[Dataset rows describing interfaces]
--------------------

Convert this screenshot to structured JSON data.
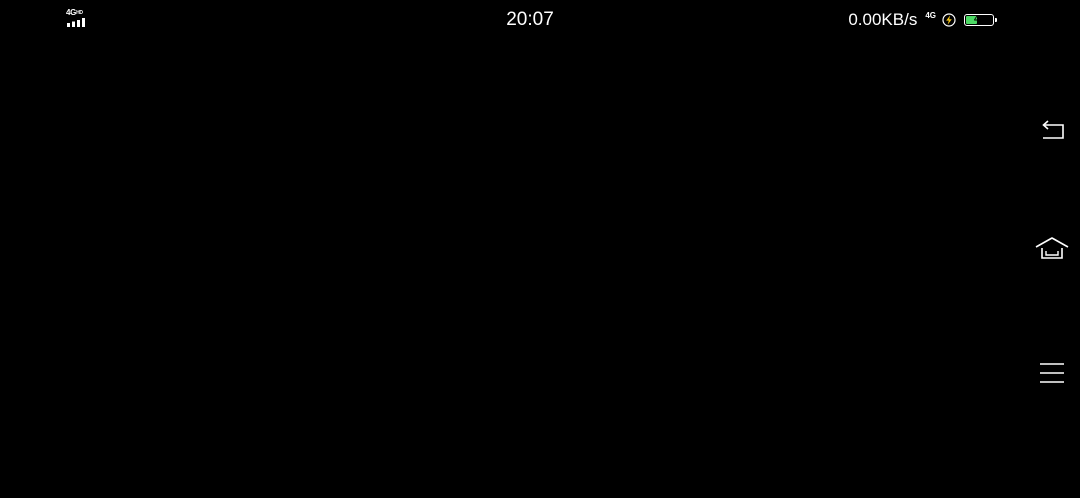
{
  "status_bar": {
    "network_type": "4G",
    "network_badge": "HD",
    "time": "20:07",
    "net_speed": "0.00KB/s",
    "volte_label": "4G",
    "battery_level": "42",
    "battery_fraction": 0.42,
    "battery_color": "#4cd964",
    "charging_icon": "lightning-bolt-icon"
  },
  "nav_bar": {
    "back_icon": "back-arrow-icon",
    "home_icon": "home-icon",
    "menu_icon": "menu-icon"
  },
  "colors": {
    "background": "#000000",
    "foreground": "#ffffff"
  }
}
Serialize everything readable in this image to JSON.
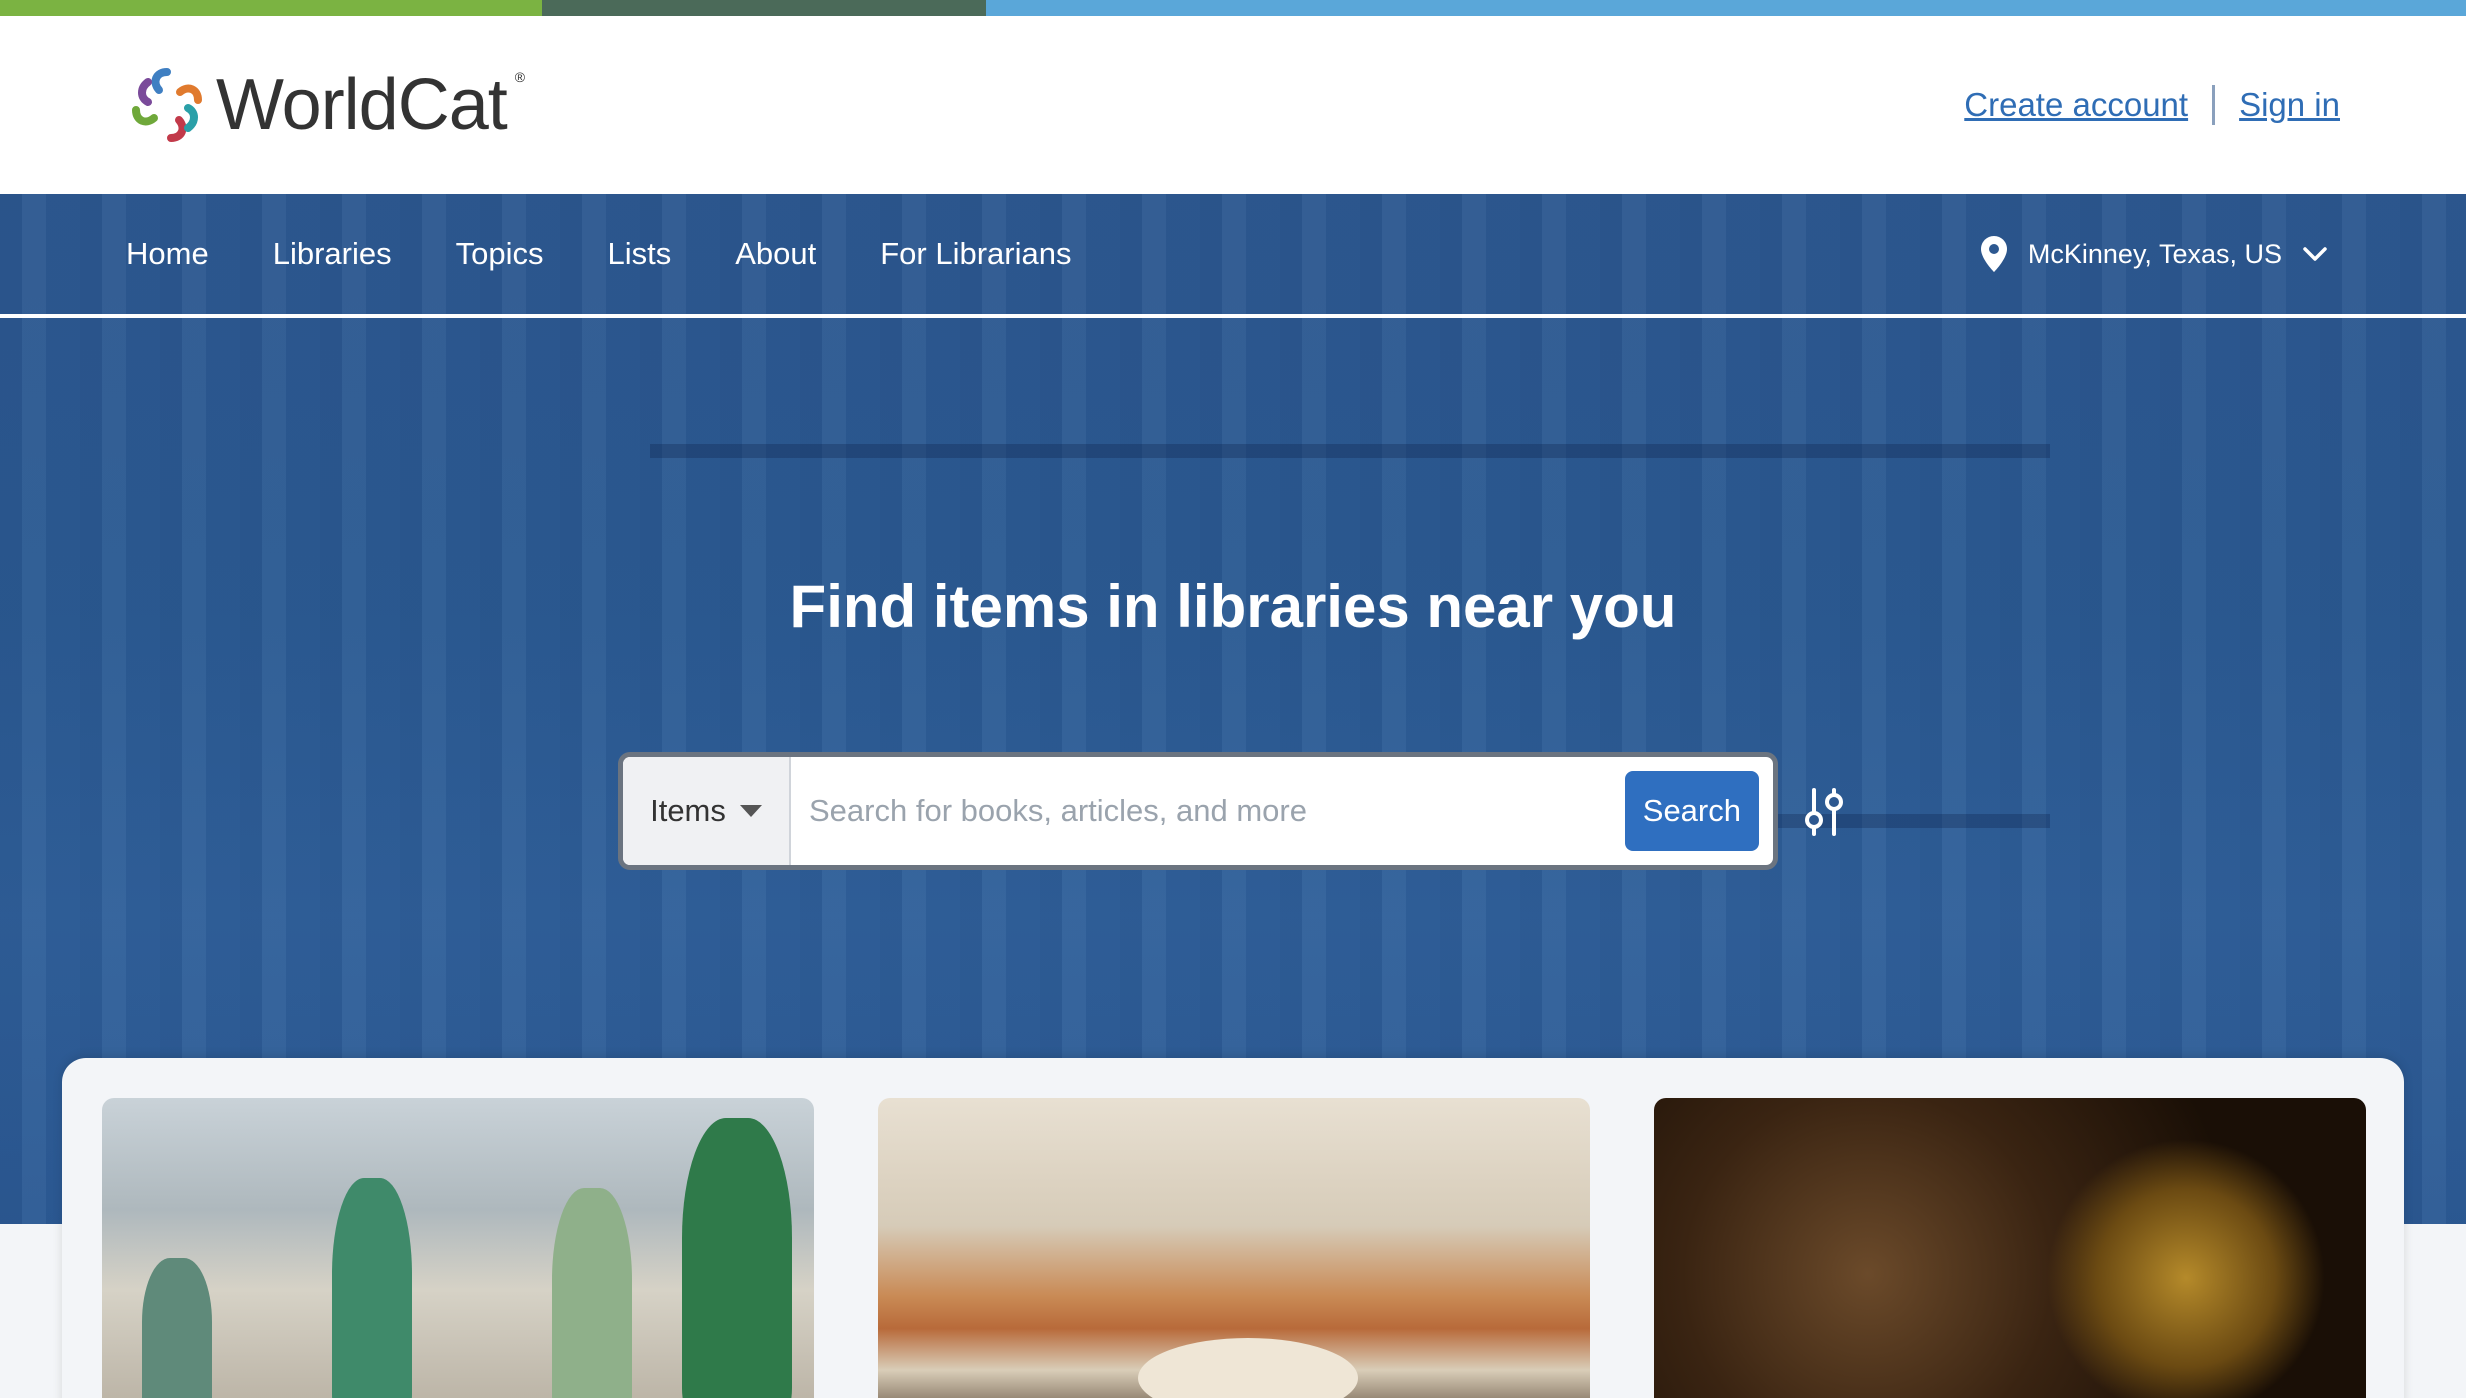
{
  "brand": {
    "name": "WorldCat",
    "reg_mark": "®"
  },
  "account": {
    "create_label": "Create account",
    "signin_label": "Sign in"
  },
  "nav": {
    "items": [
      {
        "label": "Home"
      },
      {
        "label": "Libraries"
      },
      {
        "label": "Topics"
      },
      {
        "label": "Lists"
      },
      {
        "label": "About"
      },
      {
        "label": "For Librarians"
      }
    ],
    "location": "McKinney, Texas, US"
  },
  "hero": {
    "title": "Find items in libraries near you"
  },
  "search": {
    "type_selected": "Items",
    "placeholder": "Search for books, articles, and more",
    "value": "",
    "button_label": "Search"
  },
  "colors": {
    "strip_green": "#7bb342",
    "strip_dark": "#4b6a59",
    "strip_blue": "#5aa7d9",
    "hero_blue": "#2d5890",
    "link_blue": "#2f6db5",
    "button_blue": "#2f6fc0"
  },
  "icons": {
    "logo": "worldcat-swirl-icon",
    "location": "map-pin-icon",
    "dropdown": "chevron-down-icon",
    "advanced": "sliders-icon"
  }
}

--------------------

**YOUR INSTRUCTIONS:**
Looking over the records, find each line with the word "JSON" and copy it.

**EXERCISE SOLUTION:**
Convert this screenshot to structured JSON data.
Serialize everything readable in this image to JSON.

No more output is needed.